Fired by robots – my reply to Roberto Savio’s call for debate
Dear Roberto, I take up your challenge and enter into the debate. As an electrical engineer, specialised in process automation, I feel obliged to make my point.
There is no doubt that the automation and the arrival of robots in many production processes will replace and make redundant a high number of jobs. As you pointed out, however, this is not the first time in history that technical and scientific development disrupts the work distribution in advanced society. You remembered the dramatic textile industrial revolution in Great Britain, as well as the offset printing which caused the loss of thousands of jobs in past centuries. The automation and robots will cause similar revolutions, but they can hardly be seen as the main responsible for job losses and unemployment.
Let me look to a number of examples. Greece is the country in Europe suffering the highest job loss in the last decade. It had in 2015 a 25 % unemployment rate, more than twice than Italy, a country where unemployment is also a big problem. Do you see a lot of robots in Greece? No, the cause for the collapse of the Greek employment is purely financial. The debts accumulated by the Greek government brought the country near to bankruptcy. The creditors had, through the European troika, the power to impose a dramatic austerity plan that brought the majority of the Greek population into poverty and pushed the unemployment rate to unbearable levels.
As an Argentinean you may remember that 20 years ago Argentinean bonds were traded with a 13% interest rate. Somebody who purchased bonds with such high interest rates, would certainly admit that he is taken a certain of risk, I suppose. But no, when Argentina declared insolvency and tried to renegotiate the debts, bond holder reacted furiously, and even dragged the Argentinean government into a New York court to have their full money back. The result was, again, poverty and unemployment.
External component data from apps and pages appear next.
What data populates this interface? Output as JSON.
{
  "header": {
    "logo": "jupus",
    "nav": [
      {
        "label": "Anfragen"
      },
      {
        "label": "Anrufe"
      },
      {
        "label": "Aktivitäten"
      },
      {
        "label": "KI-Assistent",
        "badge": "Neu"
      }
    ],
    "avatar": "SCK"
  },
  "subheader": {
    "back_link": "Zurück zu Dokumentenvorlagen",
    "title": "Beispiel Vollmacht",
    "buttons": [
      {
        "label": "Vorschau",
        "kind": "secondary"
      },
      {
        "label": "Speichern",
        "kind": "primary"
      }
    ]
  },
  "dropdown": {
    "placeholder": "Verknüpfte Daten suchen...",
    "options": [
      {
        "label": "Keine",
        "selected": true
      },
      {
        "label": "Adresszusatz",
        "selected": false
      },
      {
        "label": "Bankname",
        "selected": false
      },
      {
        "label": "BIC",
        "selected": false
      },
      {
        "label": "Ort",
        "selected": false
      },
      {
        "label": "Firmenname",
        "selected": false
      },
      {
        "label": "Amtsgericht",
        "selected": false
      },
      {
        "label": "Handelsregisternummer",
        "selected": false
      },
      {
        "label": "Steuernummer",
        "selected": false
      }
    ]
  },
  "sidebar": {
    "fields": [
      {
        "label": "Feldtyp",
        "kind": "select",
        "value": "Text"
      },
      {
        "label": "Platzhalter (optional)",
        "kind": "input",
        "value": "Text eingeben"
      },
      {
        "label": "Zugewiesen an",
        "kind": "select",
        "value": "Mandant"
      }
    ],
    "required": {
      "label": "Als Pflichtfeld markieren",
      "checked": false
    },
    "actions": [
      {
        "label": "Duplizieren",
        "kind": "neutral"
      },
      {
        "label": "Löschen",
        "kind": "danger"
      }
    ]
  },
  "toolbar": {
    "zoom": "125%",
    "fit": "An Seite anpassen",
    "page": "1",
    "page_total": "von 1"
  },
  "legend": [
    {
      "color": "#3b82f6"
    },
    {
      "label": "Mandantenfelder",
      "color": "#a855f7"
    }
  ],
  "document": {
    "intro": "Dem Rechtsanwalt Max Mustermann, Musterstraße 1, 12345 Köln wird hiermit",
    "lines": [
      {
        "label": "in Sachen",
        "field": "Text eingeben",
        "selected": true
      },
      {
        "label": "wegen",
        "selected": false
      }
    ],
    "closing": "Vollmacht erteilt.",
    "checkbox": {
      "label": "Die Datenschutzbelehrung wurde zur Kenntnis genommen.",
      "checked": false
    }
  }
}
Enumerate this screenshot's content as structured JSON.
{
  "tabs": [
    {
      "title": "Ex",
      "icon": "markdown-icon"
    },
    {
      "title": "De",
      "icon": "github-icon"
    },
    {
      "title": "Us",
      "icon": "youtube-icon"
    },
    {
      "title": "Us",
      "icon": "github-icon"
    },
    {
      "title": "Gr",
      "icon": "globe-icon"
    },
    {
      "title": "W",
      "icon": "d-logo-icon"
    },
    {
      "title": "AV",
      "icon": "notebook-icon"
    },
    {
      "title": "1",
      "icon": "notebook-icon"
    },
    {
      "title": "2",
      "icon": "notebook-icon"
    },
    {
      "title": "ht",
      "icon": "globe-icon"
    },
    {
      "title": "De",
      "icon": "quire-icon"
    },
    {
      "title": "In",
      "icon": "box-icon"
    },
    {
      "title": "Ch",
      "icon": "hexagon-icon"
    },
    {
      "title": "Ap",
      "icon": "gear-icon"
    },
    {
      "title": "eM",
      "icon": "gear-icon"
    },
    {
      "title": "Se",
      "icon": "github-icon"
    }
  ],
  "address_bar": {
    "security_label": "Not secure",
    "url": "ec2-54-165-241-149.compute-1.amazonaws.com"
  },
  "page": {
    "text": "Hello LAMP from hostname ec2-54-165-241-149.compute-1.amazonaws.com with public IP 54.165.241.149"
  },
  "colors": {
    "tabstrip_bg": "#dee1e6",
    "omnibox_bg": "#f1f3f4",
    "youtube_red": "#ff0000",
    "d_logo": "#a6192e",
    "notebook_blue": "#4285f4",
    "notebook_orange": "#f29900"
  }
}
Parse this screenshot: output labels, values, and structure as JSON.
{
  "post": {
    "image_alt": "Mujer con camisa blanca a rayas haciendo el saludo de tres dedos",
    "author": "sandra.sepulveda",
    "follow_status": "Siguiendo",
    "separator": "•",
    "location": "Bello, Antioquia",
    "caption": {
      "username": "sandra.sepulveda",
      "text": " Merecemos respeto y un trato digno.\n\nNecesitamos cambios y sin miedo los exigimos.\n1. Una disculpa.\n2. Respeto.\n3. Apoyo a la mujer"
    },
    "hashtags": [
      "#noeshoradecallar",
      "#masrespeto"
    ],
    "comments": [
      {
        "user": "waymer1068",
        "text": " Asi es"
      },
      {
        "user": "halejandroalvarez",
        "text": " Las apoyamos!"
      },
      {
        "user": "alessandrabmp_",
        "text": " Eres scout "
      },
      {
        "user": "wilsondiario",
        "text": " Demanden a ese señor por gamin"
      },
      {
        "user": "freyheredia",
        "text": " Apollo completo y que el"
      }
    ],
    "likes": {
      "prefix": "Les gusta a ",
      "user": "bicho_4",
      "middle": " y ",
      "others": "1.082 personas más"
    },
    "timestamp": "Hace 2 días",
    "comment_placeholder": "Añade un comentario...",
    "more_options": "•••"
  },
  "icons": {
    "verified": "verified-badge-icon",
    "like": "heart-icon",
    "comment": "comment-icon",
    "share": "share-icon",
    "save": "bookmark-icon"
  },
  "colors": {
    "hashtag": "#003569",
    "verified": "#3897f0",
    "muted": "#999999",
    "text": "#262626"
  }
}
In Italy at the end of the 2nd Word War, only three generation ago, 48% of the population was employed or earned their living in agriculture. Now it’s less than 4%. This dramatic revolution of the labour market took place in less than 70 years, was indeed fostered by technical progress but did not drag the country into unemployment and poverty.
The conclusions I would like to submit to your kind consideration are two. The first is that such large scale labour revolutions have happened in the past and will happen in the future, we will continue to fight for solutions and there will be a number of workers that will lose their job, if they are not ready to adapt themselves to changed requirements.
The second is that the main responsible for unemployment is the distribution of wealth, the inequality fostered by financial speculation. This is where governments must take action and regulate the financial market, in order to avoid the dramatic set back experienced, for example, by the Greek population.
As professor Robert Riener of the Swiss Federal Technical High School ETH puts it, the Cyborgs and robots are seen as a nasty threat to our society. But this is caused by the Hollywood movies. In reality, explains Riener, “we are still very far from the described dangers and we need not fear computer performance or the rationalization of jobs and actually, the great possibilities and opportunities overtake any theoretical dangers”.
Please watch here professor Riener’s speech at the TEDx Talks held in Zurich on February 13th, 2018.